Autumn senescence limits the extent of photosynthetic carbon fixation and thus carbon sequestration by trees. However, while extensive knowledge is available for the effect of cli mate change on leafing in spring, there is a lack of understanding how autumn senescence is affected by climate change. Shortening days in autumn may constrain the ability of trees to delay senescence in response to warmer temperatures. Aim of the project is to investigatehow this limitation may be overcome by light pollution in urban habitats. The project is suitable for students with an interest in plant science, ecology or environmental biology.
Dr Rosanna Henriques

Dr Henriques laboratory studies the mechanisms underlying the circadian regulation of plant growth and development. She is particularly interested in understanding the biological role of specific circadian clock outputs that could control growth and/or development. Her laboratory specifically addresses the role of the Target of Rapamycin (TOR) signaling pathway in integrating growth regulation with environmental perception.

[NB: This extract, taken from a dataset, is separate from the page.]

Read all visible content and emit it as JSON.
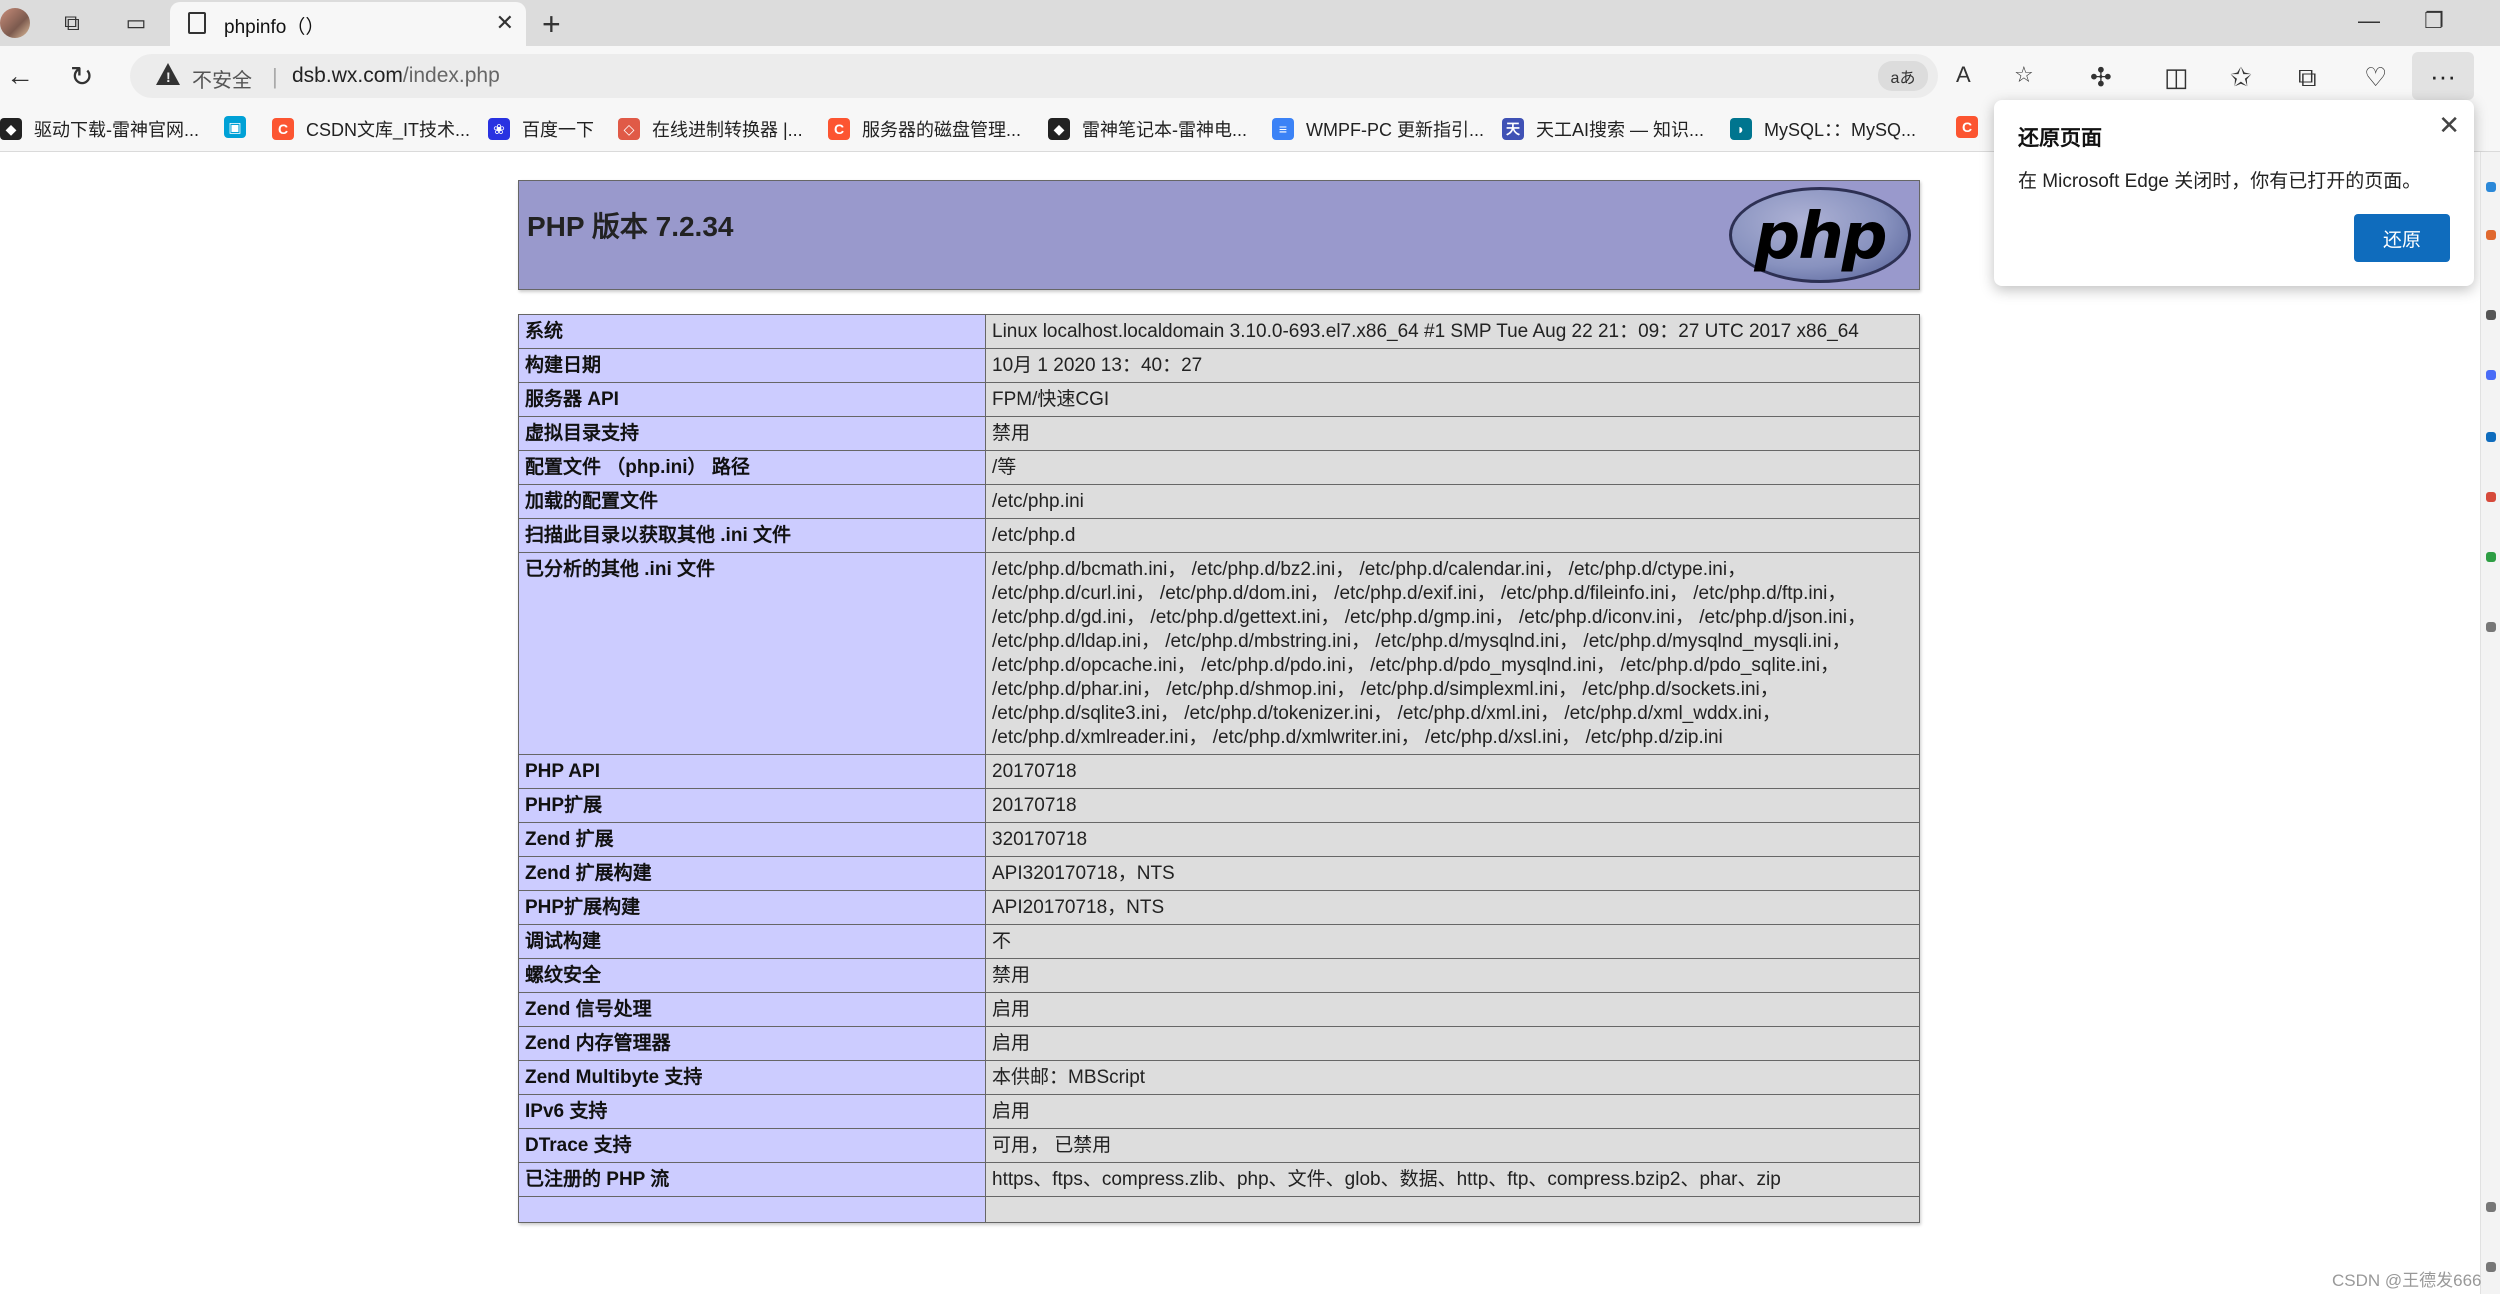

In order to understand this regulation, her group investigates how the circadian clock modulates the transcript and protein amounts of several components of this pathway.

In addition, Dr Henriques laboratory aims at understanding the biological relevance of non-protein coding transcripts, particularly long non-coding RNAs. These new regulators have been widely studied in animals where they were shown to participate in specific developmental programs and their imbalance has been associated with various diseases. Dr Henriques group has identified hundreds of oscillating lncRNAs that are also natural antisense transcripts to certain protein coding genes and is now characterizing their function in plants.

These combined approaches aim at identifying and characterizing specific regulators of plant growth. This strategy will resort initially to plant models such as Arabidopsis and Brachypodium, with the ultimate goal of translating these findings to crops.

Available projects:

TOR signaling pathway projects

- Phenotypical characterization of plants expressing a circadian-deregulated S6K
- How the circadian clock regulates the TOR pathway - identification and characterization of new targets

LncRNA project

- Oscillating lncRNAs within the CDF family of transcription factors - more functions beyond flowering regulation
- Circadian lncRNAs in the regulation of metabolism

Applied projects

- Identification of ryegrass orthologs for TOR pathway components, flowering time and circadian regulators and establish a reproducible protocol to detect their expression
- Phenotypical evaluation of in vitro grown ryegrass


School of Biological, Earth and Environmental Sciences

An Scoil Eolaíochtaí Bitheolaíocha, Domhaneolaíocha agus Comhshaoil

University College Cork, Distillery Fields, North Mall, Cork, Ireland T23 N73K